BY RUBY IGWE
Way back, I used to think everyone was immortal. I just never had to adjust to the kind of shocking change that is someone ceasing to exist. But now, I’m more than once bitten. And yesterday evening, I got bitten once again. Mama Wa has left Earth’s building. It doesn’t feel real, or normal. I’m not sure what to write anymore. Rest in peace, yes, of course. Definitely, always…
Auntie, I’m so glad the AMVCAs celebrated you when they did. Fuji House of Commotion was how we crossed paths, but your creative career spanned decades, and several sectors and genres. And I am so proud of how much you achieved, how many lives you touched. The ones who posted about it, the ones who will, and the ones who will never post. All join.
I have this sinking feeling though, that the Creative Industries’ infrastructural deficits failed you. We should have been celebrating every decade. You should have been teaching in some academy, so young hopefuls understand how it was done. There should have been documentaries, stars on walks of fame. We could have done so much better. But let this not turn into a rant.
Aunty Mama Wa, you are immortal in our hearts and our films.

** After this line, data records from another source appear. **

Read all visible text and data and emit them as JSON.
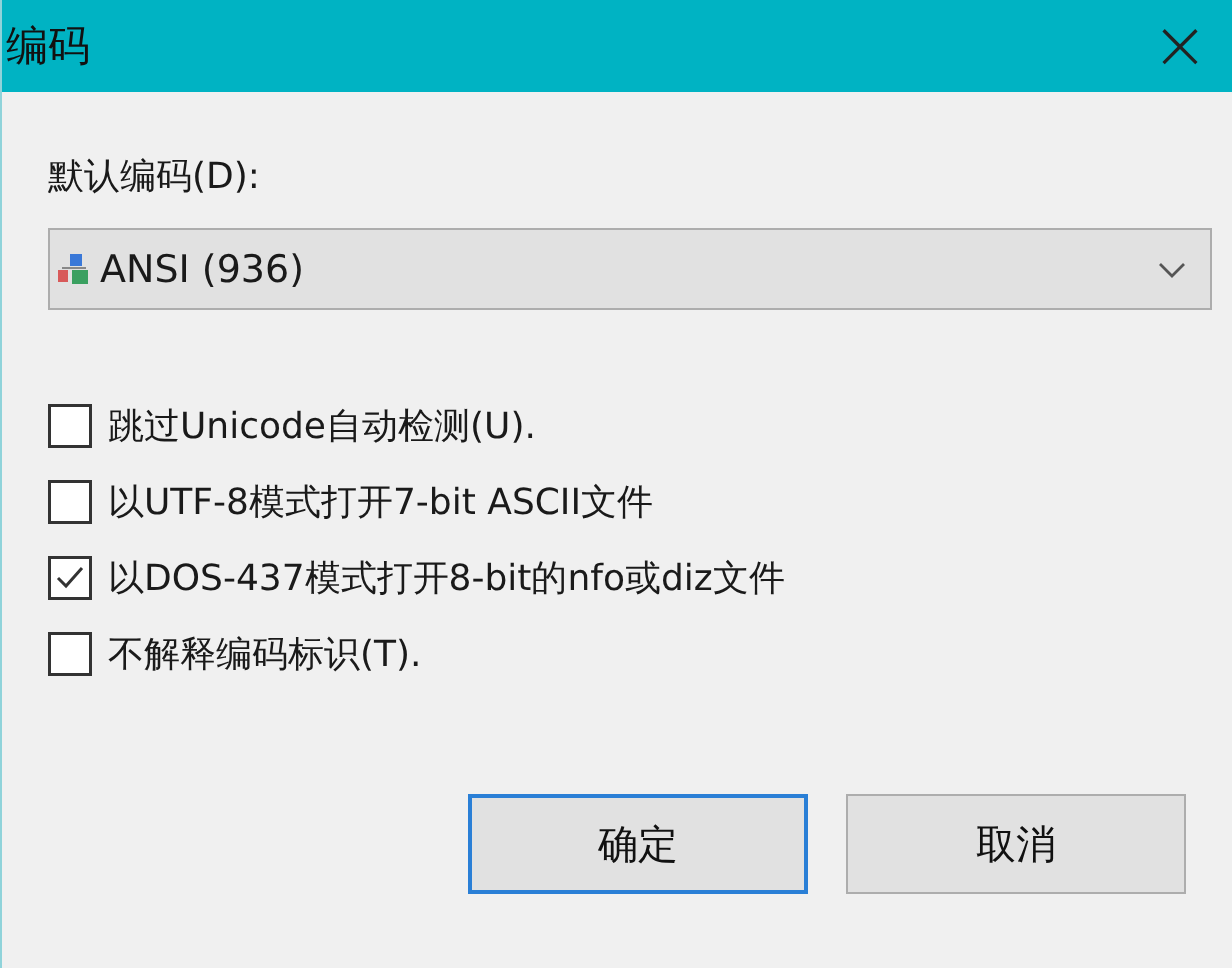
{
  "window": {
    "title": "编码",
    "close": "×"
  },
  "encoding": {
    "label": "默认编码(D):",
    "value": "ANSI (936)"
  },
  "options": [
    {
      "label": "跳过Unicode自动检测(U).",
      "checked": false
    },
    {
      "label": "以UTF-8模式打开7-bit ASCII文件",
      "checked": false
    },
    {
      "label": "以DOS-437模式打开8-bit的nfo或diz文件",
      "checked": true
    },
    {
      "label": "不解释编码标识(T).",
      "checked": false
    }
  ],
  "buttons": [
    {
      "label": "确定",
      "default": true
    },
    {
      "label": "取消",
      "default": false
    }
  ]
}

I for one, as young as I was when I met you, will never forget you. Watching you on those days on set I’d wonder where you would summon all the anger from to become Mama Wa, Chief Fuji’s perpetually irritated older sister. Between takes, you would lapse into this smiling place of grace and no airs and I’d just be looking.
I remember trying to imitate you during the ‘Aquaya’ episode when you had bug spray in Fuji House, in my house, and how I failed miserably, to much laughter. You straddled comedy and seriousness with an amazing balance that I’m not sure will be replicated easily. I wish we had more time together. We always think we have time, to make our plans and dreams a reality.
We always forget time’s relentlessness, and life’s way of moving everyone forward at a frenetic pace without us noticing. These memories I’m mentioning must be at least ten years old now. A lifetime ago. Auntie o, rest in peace. Thank you for gifting us with the blessing that was your excellence. Thank you for being that city on a hill. I’m going to pretend you aren’t gone.
Because you aren’t, remember?
I’m going to put you in my heart’s hall of fame, and channel you when I need to be excellently creative. Thank you so much for being. I wonder whether it’s a play or a film you’ll do first in heaven. I guess we’ll know someday. I celebrate you, and your life, and your legacy. Thank you.